In the culmination to a long and occasionally embarrassing struggle with both USDA and animal activists, a New Mexico meat plant received federal approval this week to begin operations as a horse meat plant.
Roswell, N.M.-based Valley Meat Co., after compliance with multiple federal requirements, and after filing a lawsuit charging that USDA was dragging its feet on approval, was notified that the department is indeed legally compelled to assign meat inspectors to the plant, allowing Valley Meat to become the first packing plant allowed to slaughter horses since Congress banned such operations in 2006.
The company quickly issued a statement touting its victory.

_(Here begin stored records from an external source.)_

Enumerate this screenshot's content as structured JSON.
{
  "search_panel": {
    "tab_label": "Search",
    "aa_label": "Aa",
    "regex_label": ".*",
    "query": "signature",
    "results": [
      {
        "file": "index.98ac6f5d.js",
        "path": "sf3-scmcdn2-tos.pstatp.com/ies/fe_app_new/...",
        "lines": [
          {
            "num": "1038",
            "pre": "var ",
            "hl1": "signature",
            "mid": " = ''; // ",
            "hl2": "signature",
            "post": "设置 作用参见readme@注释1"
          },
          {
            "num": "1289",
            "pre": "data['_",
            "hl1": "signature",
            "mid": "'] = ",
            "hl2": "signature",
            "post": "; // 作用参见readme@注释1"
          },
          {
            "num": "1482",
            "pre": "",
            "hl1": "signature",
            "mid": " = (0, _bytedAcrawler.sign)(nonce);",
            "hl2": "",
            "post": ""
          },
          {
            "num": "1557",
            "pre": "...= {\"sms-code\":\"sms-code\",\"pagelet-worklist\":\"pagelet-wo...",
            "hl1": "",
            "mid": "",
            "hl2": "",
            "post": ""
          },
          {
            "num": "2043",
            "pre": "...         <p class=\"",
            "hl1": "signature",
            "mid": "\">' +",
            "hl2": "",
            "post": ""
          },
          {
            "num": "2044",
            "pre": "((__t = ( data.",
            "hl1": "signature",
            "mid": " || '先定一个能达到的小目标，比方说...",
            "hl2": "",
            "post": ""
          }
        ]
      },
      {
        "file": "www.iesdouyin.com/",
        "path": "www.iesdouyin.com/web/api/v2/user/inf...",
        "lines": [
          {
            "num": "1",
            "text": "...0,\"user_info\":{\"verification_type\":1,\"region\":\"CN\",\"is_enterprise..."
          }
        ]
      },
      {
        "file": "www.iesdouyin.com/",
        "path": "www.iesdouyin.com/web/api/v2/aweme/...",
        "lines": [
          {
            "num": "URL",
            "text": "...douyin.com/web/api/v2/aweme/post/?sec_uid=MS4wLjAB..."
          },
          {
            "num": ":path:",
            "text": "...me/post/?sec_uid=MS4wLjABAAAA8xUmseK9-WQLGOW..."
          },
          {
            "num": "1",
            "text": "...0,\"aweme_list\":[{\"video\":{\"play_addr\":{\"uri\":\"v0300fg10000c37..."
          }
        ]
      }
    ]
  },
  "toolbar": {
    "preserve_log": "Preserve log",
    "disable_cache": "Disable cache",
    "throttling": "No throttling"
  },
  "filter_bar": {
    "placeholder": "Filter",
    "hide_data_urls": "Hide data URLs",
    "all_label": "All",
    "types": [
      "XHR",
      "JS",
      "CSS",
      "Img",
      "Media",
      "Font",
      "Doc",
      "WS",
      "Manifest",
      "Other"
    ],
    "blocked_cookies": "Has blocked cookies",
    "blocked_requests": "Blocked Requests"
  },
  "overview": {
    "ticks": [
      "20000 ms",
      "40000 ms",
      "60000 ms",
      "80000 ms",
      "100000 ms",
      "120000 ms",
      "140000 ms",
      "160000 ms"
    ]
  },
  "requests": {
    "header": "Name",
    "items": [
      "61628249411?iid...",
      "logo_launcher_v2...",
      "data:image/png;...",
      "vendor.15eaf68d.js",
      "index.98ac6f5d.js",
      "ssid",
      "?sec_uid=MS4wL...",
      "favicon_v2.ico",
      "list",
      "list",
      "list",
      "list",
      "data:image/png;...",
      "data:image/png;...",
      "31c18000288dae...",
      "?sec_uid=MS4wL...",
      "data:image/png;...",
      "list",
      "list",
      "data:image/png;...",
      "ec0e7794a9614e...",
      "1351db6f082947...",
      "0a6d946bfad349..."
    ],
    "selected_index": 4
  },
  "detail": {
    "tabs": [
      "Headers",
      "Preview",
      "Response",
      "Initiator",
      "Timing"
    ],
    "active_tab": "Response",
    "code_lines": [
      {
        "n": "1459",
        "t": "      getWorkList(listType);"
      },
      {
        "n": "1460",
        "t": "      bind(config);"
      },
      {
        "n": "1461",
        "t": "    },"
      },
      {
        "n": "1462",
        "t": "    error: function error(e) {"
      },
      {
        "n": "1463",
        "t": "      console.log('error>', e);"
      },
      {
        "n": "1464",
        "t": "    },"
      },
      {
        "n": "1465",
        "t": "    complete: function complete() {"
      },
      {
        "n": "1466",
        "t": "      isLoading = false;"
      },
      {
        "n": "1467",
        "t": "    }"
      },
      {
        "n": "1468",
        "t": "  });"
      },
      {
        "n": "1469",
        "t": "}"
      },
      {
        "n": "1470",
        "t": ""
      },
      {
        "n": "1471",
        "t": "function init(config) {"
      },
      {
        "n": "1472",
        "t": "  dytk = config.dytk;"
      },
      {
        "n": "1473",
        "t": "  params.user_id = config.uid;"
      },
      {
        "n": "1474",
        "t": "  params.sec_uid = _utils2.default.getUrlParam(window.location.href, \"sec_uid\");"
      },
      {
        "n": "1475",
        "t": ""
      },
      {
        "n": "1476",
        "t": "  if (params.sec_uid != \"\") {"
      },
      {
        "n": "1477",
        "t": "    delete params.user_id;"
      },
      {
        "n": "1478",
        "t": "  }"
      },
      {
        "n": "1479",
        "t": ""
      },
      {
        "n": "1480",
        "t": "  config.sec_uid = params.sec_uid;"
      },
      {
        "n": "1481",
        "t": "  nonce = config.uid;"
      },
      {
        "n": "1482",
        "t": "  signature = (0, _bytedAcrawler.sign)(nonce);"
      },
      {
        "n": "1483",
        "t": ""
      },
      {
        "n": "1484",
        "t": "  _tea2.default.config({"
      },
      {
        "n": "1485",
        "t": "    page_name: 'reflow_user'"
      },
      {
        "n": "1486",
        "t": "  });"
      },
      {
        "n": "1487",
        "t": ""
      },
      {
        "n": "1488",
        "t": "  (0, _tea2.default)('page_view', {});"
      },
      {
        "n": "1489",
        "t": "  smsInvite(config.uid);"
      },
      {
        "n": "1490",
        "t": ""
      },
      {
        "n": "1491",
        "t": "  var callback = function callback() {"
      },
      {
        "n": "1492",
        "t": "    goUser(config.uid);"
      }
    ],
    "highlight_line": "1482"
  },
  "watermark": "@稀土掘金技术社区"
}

“Today, Valley Meat Company received its Grant of Inspection from USDA FSIS to process equine animals at its Roswell facility. Valley will now begin final preparation to hire 40 to 100 employees over the coming weeks and months so that they may go to work providing a humanely harvested, safe, legally compliant product to the world markets. Valley looks forward to working cooperatively with USDA FSIS to ensure that all applicable laws and regulations are followed.”
Let me help with that statement.
First of all, stop bragging about “looking forward” to working with the government to “ensure that all laws are followed.” No, no, no.
You’re in the meat business. You already know what the laws are—or at least you should. Your goal isn’t to “partner” with some agency to see if, together, the two of you can find a way to follow the rules. C’mon. That’s like saying, “I just signed a lease on a brand new car, and now I’m looking forward to working cooperatively with law enforcement to ensure that all applicable traffic laws are followed.”
Yes, I understand that if you’re running a business, creating a cooperative relationship with a regulatory agency is vastly preferable to the alternative. However, as far as the public is concerned—and PR statements are ultimately designed for public consumption—the USDA inspector isn’t stationed in the plant to explore cooperative relationships with management, but to make sure the final food product being produced is safe and sanitary.
A more effective way to communicate an organization’s eagerness to be a good, law-abiding corporate citizen is to make the point that internal, company-created rules exceed the minimum standards that government imposes.